NEW YORK (MainStreet) —Are massive online open courses (MOOCs) the wave of the future? It is no secret that the cost of a college education has grown at an unsustainable pace--up 1,100% over the last 35 years--and the burden of student debt is at a crisis level. Is online education the answer to making a college more affordable and accessible?
Heather Jarvis, a student loan expert who provides education and training to student loan borrowers, thinks “innovative ideas like MOOCs are an important part of the solution.” According to Jarvis, “it is appropriate for us to think of all kinds of ways that we can minimize the costs in education.” Also, given that lifetime earnings advantage of college graduates over high school grads has been pegged at $279,893 (a little more than the cost of an exclusive four-year school), the actual value-add of a college degree from an elite institution becomes questionable from the perspective of earning potential.
For those in a traditioanl educational setting, Jarvis would advise students who are considering the MOOC courses to think about what they want to do with the course and check with their educational institution on how the course will be treated. Although colleges and universities are currently structured around credit hours, Jarvis states that “government is backing off of the idea of credit hours” and “moving to a competency standard.” The idea is that rather than getting credit based on the number of hours, students could get credit based on mastering competencies and demonstrating knowledge. If the competency standard concept moves forward, MOOCs could play an important role in making college more affordable.

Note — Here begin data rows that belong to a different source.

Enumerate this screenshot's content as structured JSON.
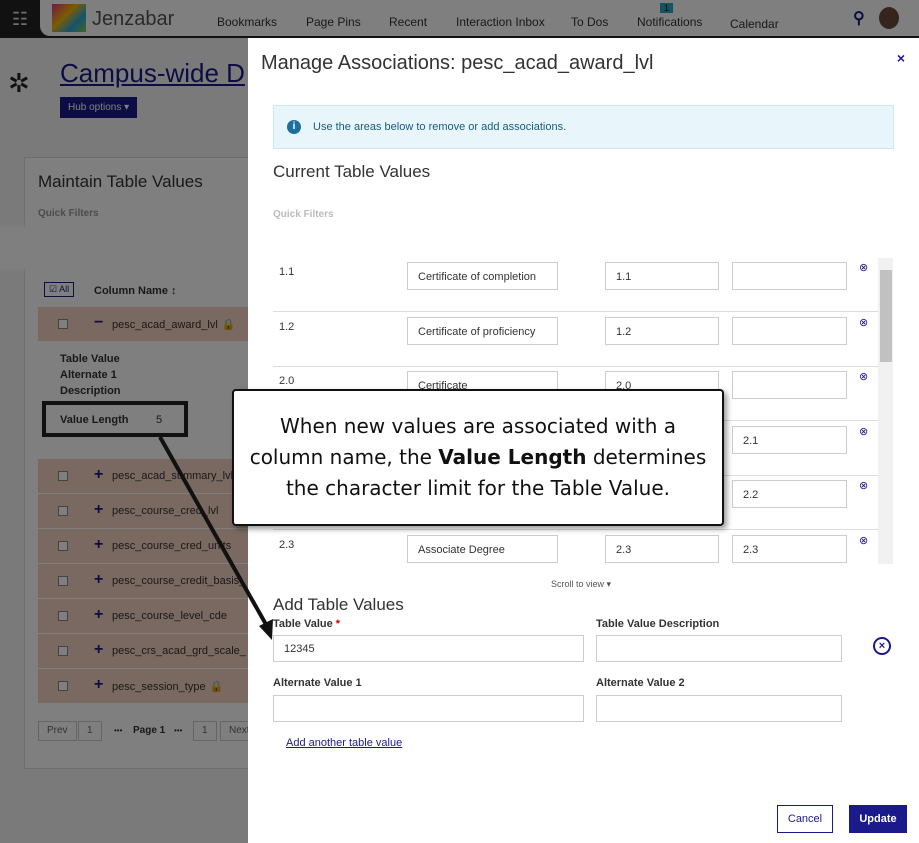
{
  "topbar": {
    "brand": "Jenzabar",
    "nav": [
      "Bookmarks",
      "Page Pins",
      "Recent",
      "Interaction Inbox",
      "To Dos",
      "Notifications",
      "Calendar"
    ],
    "notification_count": "1"
  },
  "page": {
    "title": "Campus-wide D",
    "hub_options": "Hub options ▾"
  },
  "panel": {
    "title": "Maintain Table Values",
    "quick_filters": "Quick Filters",
    "all_btn": "☑ All",
    "column_header": "Column Name ↕",
    "rows": [
      "pesc_acad_award_lvl",
      "pesc_acad_summary_lvl",
      "pesc_course_cred_lvl",
      "pesc_course_cred_units",
      "pesc_course_credit_basis_",
      "pesc_course_level_cde",
      "pesc_crs_acad_grd_scale_",
      "pesc_session_type"
    ],
    "details": [
      "Table Value",
      "Alternate 1",
      "Description"
    ],
    "value_length_label": "Value Length",
    "value_length": "5",
    "pager": {
      "prev": "Prev",
      "p1": "1",
      "dots": "•••",
      "page": "Page 1",
      "p1b": "1",
      "next": "Next"
    }
  },
  "modal": {
    "title": "Manage Associations: pesc_acad_award_lvl",
    "close": "×",
    "info": "Use the areas below to remove or add associations.",
    "current_title": "Current Table Values",
    "quick_filters": "Quick Filters",
    "rows": [
      {
        "value": "1.1",
        "desc": "Certificate of completion",
        "alt1": "1.1",
        "alt2": ""
      },
      {
        "value": "1.2",
        "desc": "Certificate of proficiency",
        "alt1": "1.2",
        "alt2": ""
      },
      {
        "value": "2.0",
        "desc": "Certificate",
        "alt1": "2.0",
        "alt2": ""
      },
      {
        "value": "",
        "desc": "",
        "alt1": "",
        "alt2": "2.1"
      },
      {
        "value": "",
        "desc": "",
        "alt1": "",
        "alt2": "2.2"
      },
      {
        "value": "2.3",
        "desc": "Associate Degree",
        "alt1": "2.3",
        "alt2": "2.3"
      }
    ],
    "scroll_to_view": "Scroll to view ▾",
    "add_title": "Add Table Values",
    "form": {
      "table_value_label": "Table Value",
      "required": "*",
      "table_value": "12345",
      "desc_label": "Table Value Description",
      "alt1_label": "Alternate Value 1",
      "alt2_label": "Alternate Value 2",
      "desc": "",
      "alt1": "",
      "alt2": ""
    },
    "add_another": "Add another table value",
    "cancel": "Cancel",
    "update": "Update"
  },
  "callout": {
    "pre": "When new values are associated with a column name, the ",
    "bold": "Value Length",
    "post": " determines the character limit for the Table Value."
  }
}
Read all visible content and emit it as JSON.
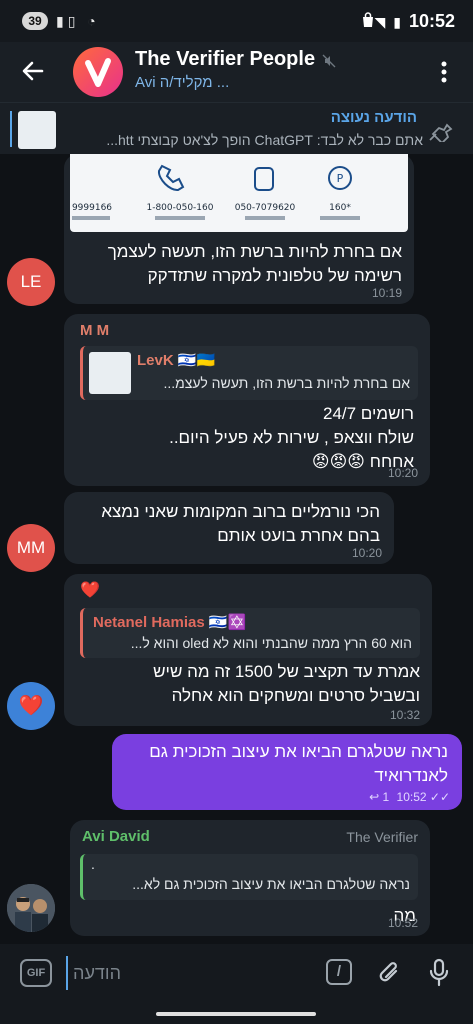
{
  "status_bar": {
    "battery": "39",
    "time": "10:52"
  },
  "header": {
    "title": "The Verifier People",
    "subtitle": "Avi מקליד/ה ..."
  },
  "pinned": {
    "title": "הודעה נעוצה",
    "text": "אתם כבר לא לבד: ChatGPT הופך לצ'אט קבוצתי htt..."
  },
  "messages": [
    {
      "id": "m1",
      "avatar": "LE",
      "avatar_color": "#e0524b",
      "text_line1": "אם בחרת להיות ברשת הזו, תעשה לעצמך",
      "text_line2": "רשימה של טלפונית למקרה שתזדקק",
      "time": "10:19",
      "image_captions": [
        "160*",
        "050-7079620",
        "1-800-050-160",
        "9999166"
      ]
    },
    {
      "id": "m2",
      "sender": "M M",
      "sender_color": "#e07e6a",
      "reply_name": "LevK 🇮🇱🇺🇦",
      "reply_name_color": "#e07e6a",
      "reply_text": "אם בחרת להיות ברשת הזו, תעשה לעצמ...",
      "text_line1": "רושמים 24/7",
      "text_line2": "שולח ווצאפ , שירות לא פעיל היום..",
      "text_line3": "אחחח 😡😡😡",
      "time": "10:20"
    },
    {
      "id": "m3",
      "avatar": "MM",
      "avatar_color": "#e0524b",
      "text_line1": "הכי נורמליים ברוב המקומות שאני נמצא",
      "text_line2": "בהם אחרת בועט אותם",
      "time": "10:20"
    },
    {
      "id": "m4",
      "avatar": "❤️",
      "avatar_color": "#3d82d8",
      "heart": "❤️",
      "reply_name": "Netanel Hamias 🇮🇱✡️",
      "reply_name_color": "#e06a5e",
      "reply_text": "הוא 60 הרץ ממה שהבנתי והוא לא oled והוא ל...",
      "text_line1": "אמרת עד תקציב של 1500 זה מה שיש",
      "text_line2": "ובשביל סרטים ומשחקים הוא אחלה",
      "time": "10:32"
    },
    {
      "id": "m5",
      "outgoing": true,
      "text_line1": "נראה שטלגרם הביאו את עיצוב הזכוכית גם",
      "text_line2": "לאנדרואיד",
      "time": "10:52",
      "replies": "1"
    },
    {
      "id": "m6",
      "avatar_color": "#5a6470",
      "sender": "Avi David",
      "sender_color": "#5fbf6a",
      "badge": "The Verifier",
      "reply_line1": ".",
      "reply_text": "נראה שטלגרם הביאו את עיצוב הזכוכית גם לא...",
      "reply_bar_color": "#5fbf6a",
      "text_line1": "מה",
      "time": "10:52"
    }
  ],
  "input": {
    "placeholder": "הודעה",
    "gif_label": "GIF",
    "command_label": "/"
  },
  "colors": {
    "accent": "#5aa5e8",
    "outgoing_bubble": "#7a3fe0",
    "incoming_bubble": "#1f252c"
  }
}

MOOCs popped up in the higher education landscape in 2008, but the MOOC movement really took off in 2012 as new providers came on the scene and top universities signed on to provide MOOCs. The popular providers of MOOCs include Coursera, Udacity, edX and NovoEd. The list of universities providing MOOCs is impressive, with names such as Stanford, Princeton, Brown, the University of Wisconsin-Madison and the University of Pennsylvania all offering courses. MOOCs are evolving with Coursera recently announcing that it will soon add an “app platform” to allow universities to add interactive instructional tools. Coursera also began experimenting with charging modest fees to students for certificates of completion. The fees for the certificates, Coursera’s “signature track,” range from $30 to $100, and students who cannot afford the fee can register for financial assistance. In addition, the American Council on Education recently approved five Coursersa courses for degree credit. The universities still have the option of whether or not to offer the approved courses for credit, but two to three credit courses on Coursera could be between $90-$100.